→ WHAT IS NEEDED: Only the lines holding "понравилось" are wanted. Copy every one from the records below.

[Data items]
- - - - - - -

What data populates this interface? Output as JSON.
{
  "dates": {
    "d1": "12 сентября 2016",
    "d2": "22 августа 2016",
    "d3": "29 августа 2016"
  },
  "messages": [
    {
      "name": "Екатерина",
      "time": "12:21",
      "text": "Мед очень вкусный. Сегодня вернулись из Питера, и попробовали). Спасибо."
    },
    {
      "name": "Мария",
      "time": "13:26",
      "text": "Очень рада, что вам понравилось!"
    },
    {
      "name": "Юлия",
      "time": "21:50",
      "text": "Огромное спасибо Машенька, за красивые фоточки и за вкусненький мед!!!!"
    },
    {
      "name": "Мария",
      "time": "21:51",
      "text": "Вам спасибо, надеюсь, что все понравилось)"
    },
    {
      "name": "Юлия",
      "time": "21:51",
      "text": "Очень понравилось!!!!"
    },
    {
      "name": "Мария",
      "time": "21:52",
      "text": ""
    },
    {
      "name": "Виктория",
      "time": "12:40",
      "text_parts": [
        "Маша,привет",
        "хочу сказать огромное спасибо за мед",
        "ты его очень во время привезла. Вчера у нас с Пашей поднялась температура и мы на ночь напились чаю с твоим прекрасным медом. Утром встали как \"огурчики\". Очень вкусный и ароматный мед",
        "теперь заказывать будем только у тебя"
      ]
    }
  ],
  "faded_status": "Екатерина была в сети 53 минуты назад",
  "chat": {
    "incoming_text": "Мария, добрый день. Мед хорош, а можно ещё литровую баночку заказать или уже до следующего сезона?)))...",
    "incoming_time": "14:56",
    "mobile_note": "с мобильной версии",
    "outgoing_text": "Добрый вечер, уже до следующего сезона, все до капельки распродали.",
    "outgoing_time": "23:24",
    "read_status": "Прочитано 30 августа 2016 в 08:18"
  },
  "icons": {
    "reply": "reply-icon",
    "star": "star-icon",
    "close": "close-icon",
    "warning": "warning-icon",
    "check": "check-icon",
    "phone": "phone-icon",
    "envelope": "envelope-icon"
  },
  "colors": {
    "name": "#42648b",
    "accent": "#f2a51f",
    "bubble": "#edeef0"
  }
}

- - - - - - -

→ REPLY TO THE TASK:
      "text": "Очень рада, что вам понравилось!"
      "text": "Вам спасибо, надеюсь, что все понравилось)"
      "text": "Очень понравилось!!!!"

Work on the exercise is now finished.